▸ **AIM OF THE TASK**:
Everything in the records below except the pictures must be written out exactly.
^^^^^^^^^^^^^^^^
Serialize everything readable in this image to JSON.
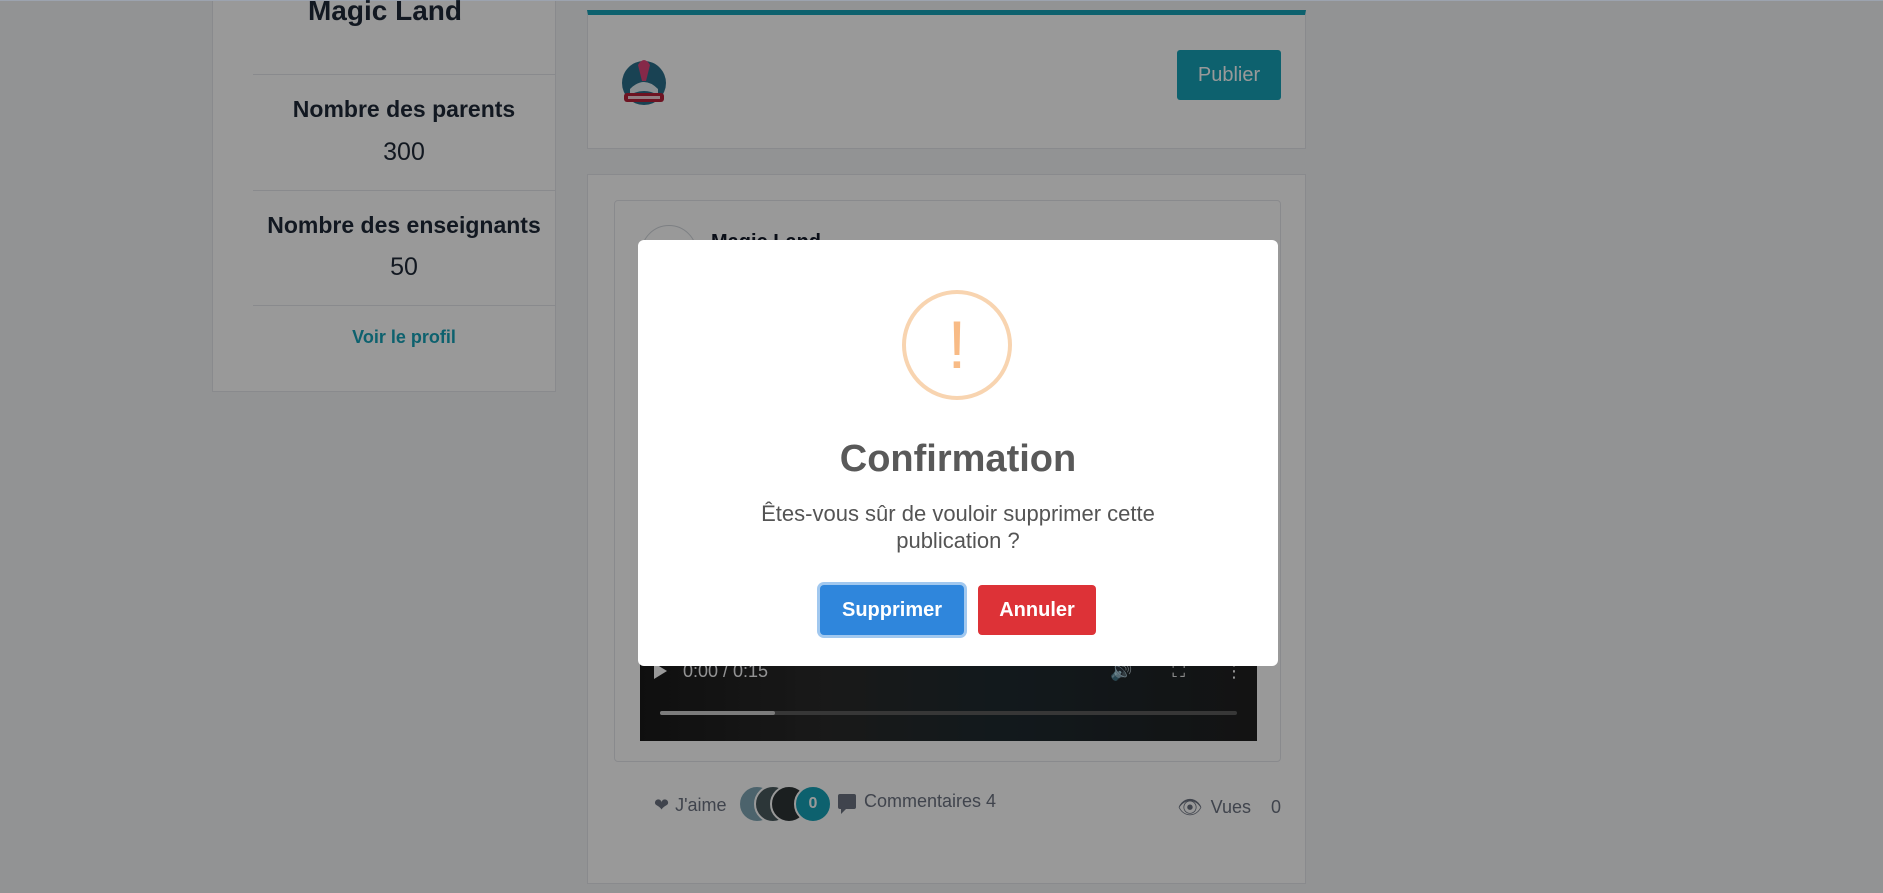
{
  "sidebar": {
    "title": "Magic Land",
    "stats": [
      {
        "label": "Nombre des parents",
        "value": "300"
      },
      {
        "label": "Nombre des enseignants",
        "value": "50"
      }
    ],
    "profile_link": "Voir le profil"
  },
  "composer": {
    "logo_icon": "magic-land-logo",
    "publish_label": "Publier",
    "accent_color": "#17a2b8"
  },
  "post": {
    "author_name": "Magic Land",
    "video": {
      "time": "0:00 / 0:15",
      "progress_fraction": 0.2
    },
    "footer": {
      "like_label": "J'aime",
      "like_count": "0",
      "comments_label": "Commentaires 4",
      "views_label": "Vues",
      "views_count": "0"
    }
  },
  "modal": {
    "icon": "warning-icon",
    "icon_glyph": "!",
    "title": "Confirmation",
    "text": "Êtes-vous sûr de vouloir supprimer cette publication ?",
    "confirm_label": "Supprimer",
    "cancel_label": "Annuler",
    "confirm_color": "#2f86dc",
    "cancel_color": "#dd3237"
  }
}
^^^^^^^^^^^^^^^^
▸ **TASK SOLUTION**:
Serialize everything readable in this image to JSON.
{
  "sidebar": {
    "title": "Magic Land",
    "stats": [
      {
        "label": "Nombre des parents",
        "value": "300"
      },
      {
        "label": "Nombre des enseignants",
        "value": "50"
      }
    ],
    "profile_link": "Voir le profil"
  },
  "composer": {
    "logo_icon": "magic-land-logo",
    "publish_label": "Publier",
    "accent_color": "#17a2b8"
  },
  "post": {
    "author_name": "Magic Land",
    "video": {
      "time": "0:00 / 0:15",
      "progress_fraction": 0.2
    },
    "footer": {
      "like_label": "J'aime",
      "like_count": "0",
      "comments_label": "Commentaires 4",
      "views_label": "Vues",
      "views_count": "0"
    }
  },
  "modal": {
    "icon": "warning-icon",
    "icon_glyph": "!",
    "title": "Confirmation",
    "text": "Êtes-vous sûr de vouloir supprimer cette publication ?",
    "confirm_label": "Supprimer",
    "cancel_label": "Annuler",
    "confirm_color": "#2f86dc",
    "cancel_color": "#dd3237"
  }
}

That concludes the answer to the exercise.